Bell Textron, Boeing-Sikorsky photos
The Army is certain its family of new rotorcraft — which includes a scout helicopter and a replacement for the aging Black Hawk — will have a place in future in the Indo-Pacific operations, a service leader said Aug. 24.
The aircraft will bring advanced capabilities to Army aviation that far exceed current systems, bolstering the service’s presence and what it can accomplish in the expansive waters of the region, said Maj. Gen. Walter Rugen, director of the future vertical lift cross-functional team spearheading the efforts.
“These advanced rotorcraft configurations can get there — it truly is an expedition capability — whereas the current fleet can not,” Rugen said during a discussion hosted by the Center for Strategic and International Studies.
Future Vertical Lift is one of the Army’s top modernization priorities as the services pivot away from conflict in the Middle East and toward future competition with China and Russia. The program includes the future attack reconnaissance aircraft — or FARA — as a replacement for the OH-58 Kiowa scout helicopter, as well as the future long-range assault aircraft — or FLRAA — to replace the UH-60 Black Hawk utility helicopter.
FARA and FLRAA are still under development, with plans to field the aircraft by 2028 and 2030 respectively. But their expected flying speed, range and endurance make them viable for overwater operations across large distances, Rugen said.

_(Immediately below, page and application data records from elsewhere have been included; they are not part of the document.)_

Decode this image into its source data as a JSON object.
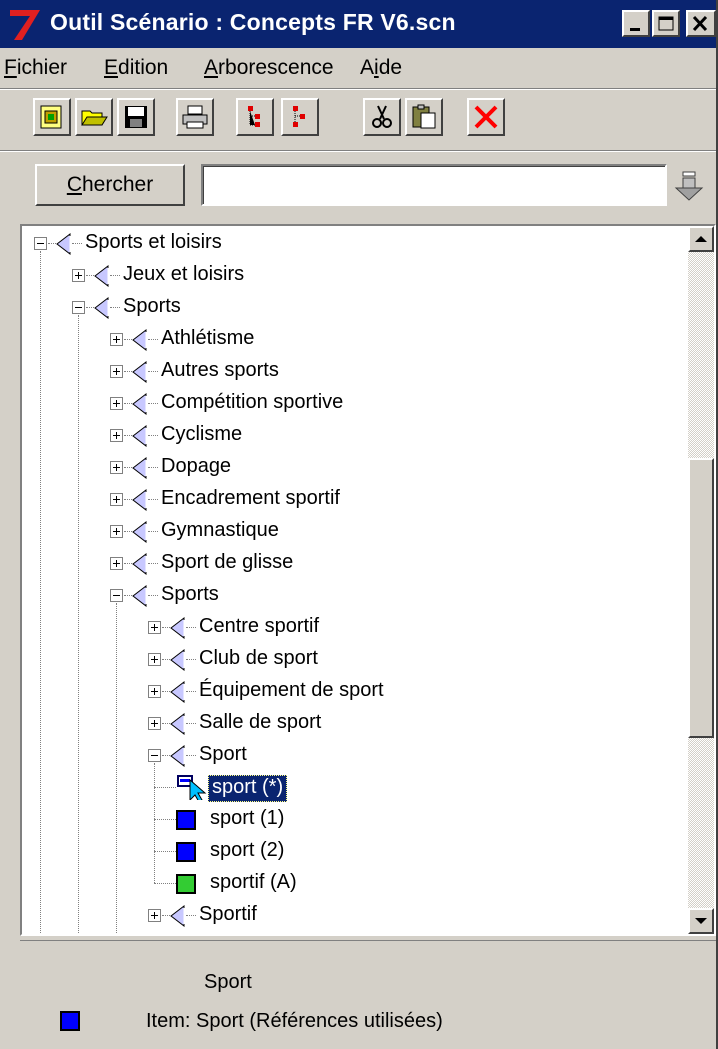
{
  "window": {
    "title": "Outil Scénario : Concepts FR V6.scn",
    "app_icon": "red-seven-icon",
    "controls": [
      "minimize-icon",
      "maximize-icon",
      "close-icon"
    ]
  },
  "menu": [
    {
      "label": "Fichier",
      "accel": "F",
      "rest": "ichier"
    },
    {
      "label": "Edition",
      "accel": "E",
      "rest": "dition"
    },
    {
      "label": "Arborescence",
      "accel": "A",
      "rest": "rborescence"
    },
    {
      "label": "Aide",
      "pre": "A",
      "accel": "i",
      "rest": "de"
    }
  ],
  "toolbar": [
    "new-icon",
    "open-icon",
    "save-icon",
    "print-icon",
    "tree-expand-icon",
    "tree-collapse-icon",
    "cut-icon",
    "paste-icon",
    "delete-icon"
  ],
  "search": {
    "button_accel": "C",
    "button_rest": "hercher",
    "input_value": "",
    "arrow_icon": "down-arrow-icon"
  },
  "tree": {
    "nodes": [
      {
        "label": "Sports et loisirs",
        "level": 0,
        "type": "folder",
        "expanded": true
      },
      {
        "label": "Jeux et loisirs",
        "level": 1,
        "type": "folder",
        "expanded": false
      },
      {
        "label": "Sports",
        "level": 1,
        "type": "folder",
        "expanded": true
      },
      {
        "label": "Athlétisme",
        "level": 2,
        "type": "folder",
        "expanded": false
      },
      {
        "label": "Autres sports",
        "level": 2,
        "type": "folder",
        "expanded": false
      },
      {
        "label": "Compétition sportive",
        "level": 2,
        "type": "folder",
        "expanded": false
      },
      {
        "label": "Cyclisme",
        "level": 2,
        "type": "folder",
        "expanded": false
      },
      {
        "label": "Dopage",
        "level": 2,
        "type": "folder",
        "expanded": false
      },
      {
        "label": "Encadrement sportif",
        "level": 2,
        "type": "folder",
        "expanded": false
      },
      {
        "label": "Gymnastique",
        "level": 2,
        "type": "folder",
        "expanded": false
      },
      {
        "label": "Sport de glisse",
        "level": 2,
        "type": "folder",
        "expanded": false
      },
      {
        "label": "Sports",
        "level": 2,
        "type": "folder",
        "expanded": true
      },
      {
        "label": "Centre sportif",
        "level": 3,
        "type": "folder",
        "expanded": false
      },
      {
        "label": "Club de sport",
        "level": 3,
        "type": "folder",
        "expanded": false
      },
      {
        "label": "Équipement de sport",
        "level": 3,
        "type": "folder",
        "expanded": false
      },
      {
        "label": "Salle de sport",
        "level": 3,
        "type": "folder",
        "expanded": false
      },
      {
        "label": "Sport",
        "level": 3,
        "type": "folder",
        "expanded": true
      },
      {
        "label": "sport (*)",
        "level": 4,
        "type": "item-selected",
        "color": "#0000ff"
      },
      {
        "label": "sport (1)",
        "level": 4,
        "type": "item",
        "color": "#0000ff"
      },
      {
        "label": "sport (2)",
        "level": 4,
        "type": "item",
        "color": "#0000ff"
      },
      {
        "label": "sportif (A)",
        "level": 4,
        "type": "item",
        "color": "#33cc33"
      },
      {
        "label": "Sportif",
        "level": 3,
        "type": "folder",
        "expanded": false
      }
    ]
  },
  "status": {
    "title": "Sport",
    "item_text": "Item: Sport (Références utilisées)",
    "item_color": "#0000ff"
  },
  "colors": {
    "titlebar": "#0a2470",
    "face": "#d4d0c8",
    "folder_triangle": "#c8c8ff",
    "item_blue": "#0000ff",
    "item_green": "#33cc33"
  }
}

In addition, “they can operate outside of a … medium-range ballistic missile, then close that distance and either strike or help someone out in a pinch,” he said. “They can do so again in a very efficient and fast manner.”
The improvement to the Army fleet will give combatant commands more options for operations in the Indo-Pacific working alongside aircraft from the other services, he added.

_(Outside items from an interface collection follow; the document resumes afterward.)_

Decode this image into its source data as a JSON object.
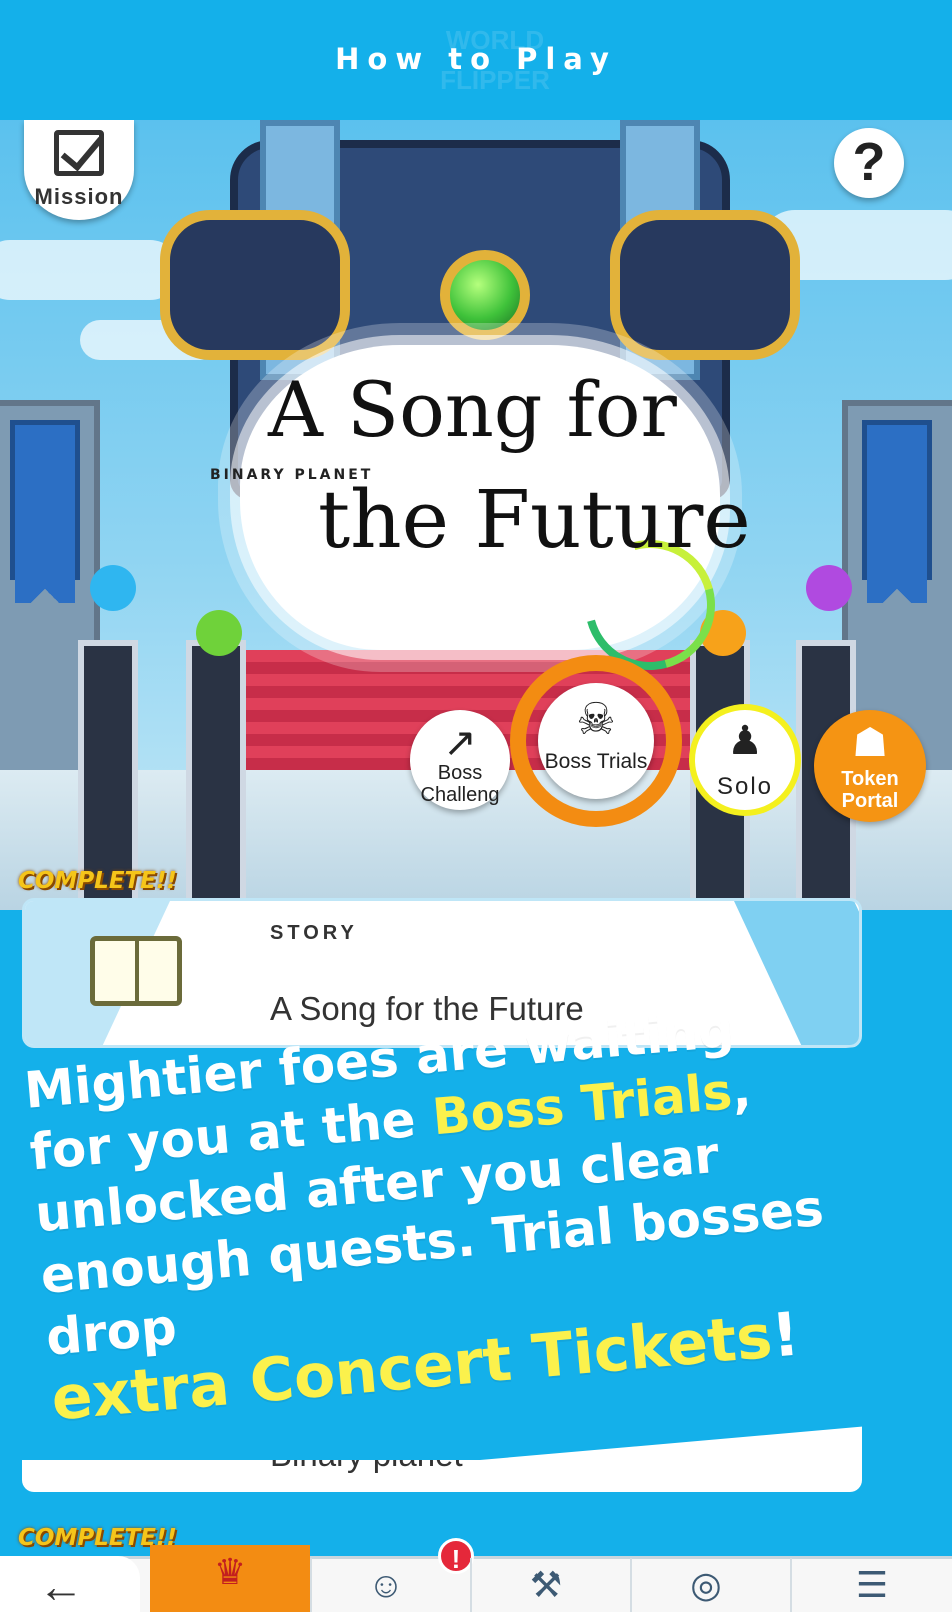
{
  "header": {
    "title": "How to Play",
    "logo_watermark": "WORLD FLIPPER"
  },
  "scene": {
    "mission_label": "Mission",
    "help_icon": "question-icon",
    "title": {
      "line1": "A Song for",
      "subtitle": "BINARY PLANET",
      "line2": "the Future"
    },
    "modes": {
      "boss_challenge": "Boss Challeng",
      "boss_challenge_line1": "Boss",
      "boss_challenge_line2": "Challeng",
      "boss_trials": "Boss Trials",
      "solo": "Solo",
      "token_portal_line1": "Token",
      "token_portal_line2": "Portal"
    }
  },
  "story": {
    "complete_badge": "COMPLETE!!",
    "label": "STORY",
    "title": "A Song for the Future"
  },
  "promo": {
    "line1": "Mightier foes are waiting",
    "line2_pre": "for you at the ",
    "line2_hl": "Boss Trials",
    "line2_post": ",",
    "line3": "unlocked after you clear",
    "line4": "enough quests. Trial bosses drop",
    "line5_hl": "extra Concert Tickets",
    "line5_post": "!"
  },
  "second_card": {
    "title": "Binary planet",
    "complete_badge": "COMPLETE!!"
  },
  "bottom_nav": {
    "back_icon": "back-arrow-icon",
    "alert_badge": "!",
    "colors": {
      "active": "#f38c12",
      "alert": "#e5283a"
    }
  },
  "colors": {
    "accent_blue": "#14b0ea",
    "highlight_yellow": "#fbf14c",
    "boss_trials_ring": "#f38c12",
    "solo_ring": "#f4f01e"
  }
}
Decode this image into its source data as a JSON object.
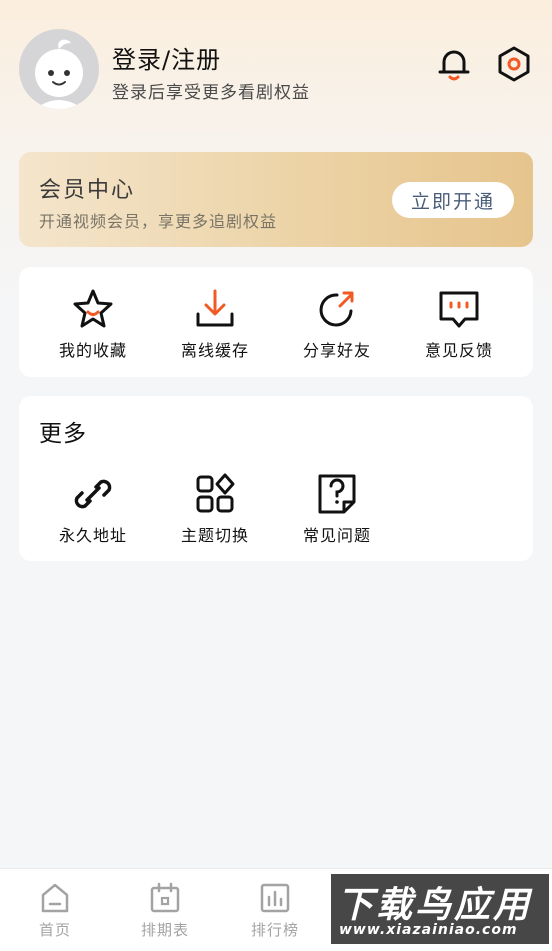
{
  "header": {
    "title": "登录/注册",
    "subtitle": "登录后享受更多看剧权益",
    "icons": [
      "avatar",
      "bell-icon",
      "settings-icon"
    ]
  },
  "vip": {
    "title": "会员中心",
    "subtitle": "开通视频会员，享更多追剧权益",
    "button_label": "立即开通"
  },
  "quick_actions": [
    {
      "label": "我的收藏",
      "icon": "star-icon"
    },
    {
      "label": "离线缓存",
      "icon": "download-icon"
    },
    {
      "label": "分享好友",
      "icon": "share-icon"
    },
    {
      "label": "意见反馈",
      "icon": "feedback-icon"
    }
  ],
  "more": {
    "title": "更多",
    "items": [
      {
        "label": "永久地址",
        "icon": "link-icon"
      },
      {
        "label": "主题切换",
        "icon": "theme-icon"
      },
      {
        "label": "常见问题",
        "icon": "faq-icon"
      }
    ]
  },
  "tabbar": {
    "tabs": [
      {
        "label": "首页",
        "icon": "home-icon"
      },
      {
        "label": "排期表",
        "icon": "calendar-icon"
      },
      {
        "label": "排行榜",
        "icon": "ranking-icon"
      }
    ]
  },
  "watermark": {
    "text": "下载鸟应用",
    "url": "www.xiazainiao.com"
  },
  "colors": {
    "accent": "#f15a24",
    "vip_gold": "#e6c48d",
    "vip_button_text": "#4a5d78",
    "tab_inactive": "#a3a3a3"
  }
}
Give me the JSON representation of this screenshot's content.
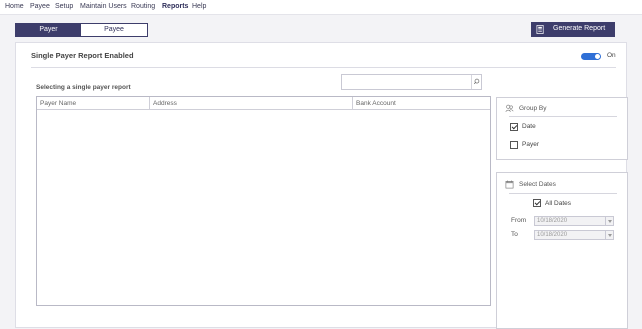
{
  "menu": {
    "items": [
      {
        "label": "Home"
      },
      {
        "label": "Payee"
      },
      {
        "label": "Setup"
      },
      {
        "label": "Maintain Users"
      },
      {
        "label": "Routing"
      },
      {
        "label": "Reports"
      },
      {
        "label": "Help"
      }
    ],
    "active": "Reports"
  },
  "toggle": {
    "options": [
      "Payer",
      "Payee"
    ],
    "selected": "Payer"
  },
  "generate_button": {
    "label": "Generate Report",
    "icon": "report-icon"
  },
  "report": {
    "title": "Single Payer Report Enabled",
    "switch_label": "On",
    "switch_on": true,
    "subtitle": "Selecting a single payer report",
    "search": {
      "value": "",
      "icon": "search-icon"
    },
    "columns": [
      "Payer Name",
      "Address",
      "Bank Account"
    ]
  },
  "group_by": {
    "title": "Group By",
    "icon": "group-icon",
    "options": [
      {
        "label": "Date",
        "checked": true
      },
      {
        "label": "Payer",
        "checked": false
      }
    ]
  },
  "select_dates": {
    "title": "Select Dates",
    "icon": "calendar-icon",
    "all_dates": {
      "label": "All Dates",
      "checked": true
    },
    "from_label": "From",
    "from_value": "10/18/2020",
    "to_label": "To",
    "to_value": "10/18/2020"
  },
  "colors": {
    "brand": "#3d3d6b",
    "switch": "#2f6fd6"
  }
}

The Army’s FVL programs can bring additional flexibility to operations in the region with the service's emphasis on a modular open systems approach, Rugen said. The strategy gives the Army the ability to rapidly integrate different mission systems onto its aircraft — including communications, navigation, lethality and electronic warfare packages, he said.

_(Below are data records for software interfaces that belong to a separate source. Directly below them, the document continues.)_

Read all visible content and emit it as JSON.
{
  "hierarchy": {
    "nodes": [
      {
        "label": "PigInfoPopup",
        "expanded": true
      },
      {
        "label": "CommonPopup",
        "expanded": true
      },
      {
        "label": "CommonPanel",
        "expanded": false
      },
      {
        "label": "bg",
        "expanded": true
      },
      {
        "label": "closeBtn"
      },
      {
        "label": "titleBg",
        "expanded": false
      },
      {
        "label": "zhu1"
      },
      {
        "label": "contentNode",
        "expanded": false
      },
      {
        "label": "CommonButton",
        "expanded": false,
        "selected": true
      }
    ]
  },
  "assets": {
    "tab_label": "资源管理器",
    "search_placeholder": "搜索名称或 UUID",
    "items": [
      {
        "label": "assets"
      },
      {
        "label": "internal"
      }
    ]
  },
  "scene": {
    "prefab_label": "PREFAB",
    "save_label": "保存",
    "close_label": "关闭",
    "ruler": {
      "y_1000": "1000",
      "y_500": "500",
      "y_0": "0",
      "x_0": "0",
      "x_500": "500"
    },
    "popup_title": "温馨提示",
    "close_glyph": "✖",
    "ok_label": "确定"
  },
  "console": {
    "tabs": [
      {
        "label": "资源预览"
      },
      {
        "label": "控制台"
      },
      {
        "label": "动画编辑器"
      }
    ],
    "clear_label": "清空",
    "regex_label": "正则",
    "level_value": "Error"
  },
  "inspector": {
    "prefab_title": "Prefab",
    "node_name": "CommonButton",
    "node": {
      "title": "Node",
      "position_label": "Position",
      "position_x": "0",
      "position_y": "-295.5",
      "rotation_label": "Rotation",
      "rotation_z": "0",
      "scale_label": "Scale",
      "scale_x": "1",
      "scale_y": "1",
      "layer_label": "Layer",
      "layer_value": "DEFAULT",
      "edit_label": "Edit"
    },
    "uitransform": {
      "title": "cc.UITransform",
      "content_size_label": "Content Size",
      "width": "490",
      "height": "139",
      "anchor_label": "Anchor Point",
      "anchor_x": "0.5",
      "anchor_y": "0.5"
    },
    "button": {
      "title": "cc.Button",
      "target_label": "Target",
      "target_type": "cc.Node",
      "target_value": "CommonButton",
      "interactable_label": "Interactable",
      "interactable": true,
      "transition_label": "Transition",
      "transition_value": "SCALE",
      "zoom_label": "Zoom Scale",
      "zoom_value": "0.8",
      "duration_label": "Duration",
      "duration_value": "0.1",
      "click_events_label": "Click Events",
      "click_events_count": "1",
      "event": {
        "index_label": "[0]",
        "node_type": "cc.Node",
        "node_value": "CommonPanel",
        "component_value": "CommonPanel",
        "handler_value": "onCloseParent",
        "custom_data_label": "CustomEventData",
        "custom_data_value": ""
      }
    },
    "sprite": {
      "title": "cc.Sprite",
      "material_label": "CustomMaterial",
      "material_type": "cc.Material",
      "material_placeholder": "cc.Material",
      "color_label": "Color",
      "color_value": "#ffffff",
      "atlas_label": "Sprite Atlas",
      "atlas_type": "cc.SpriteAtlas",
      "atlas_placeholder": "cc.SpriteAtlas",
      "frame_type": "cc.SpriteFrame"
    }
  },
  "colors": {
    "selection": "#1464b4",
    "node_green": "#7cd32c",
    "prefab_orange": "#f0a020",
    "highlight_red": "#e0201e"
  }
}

Because of that, commanders and the joint forces will be able tailor capabilities on the aircraft specific to mission needs, he added.
“As we fight as a joint force, I don’t think you want to go in just high, or just low, or just maritime, or just air. You want multiple domains … and you want to present multiple dilemmas to any enemy," he said.
Army aviation’s position in the Indo-Pacific must start with building trust with nations in the region, Rugen said. Initially, that could look like conducting humanitarian missions and disaster relief.
“These advanced rotorcraft configurations can get there with capabilities that make a difference,” he said.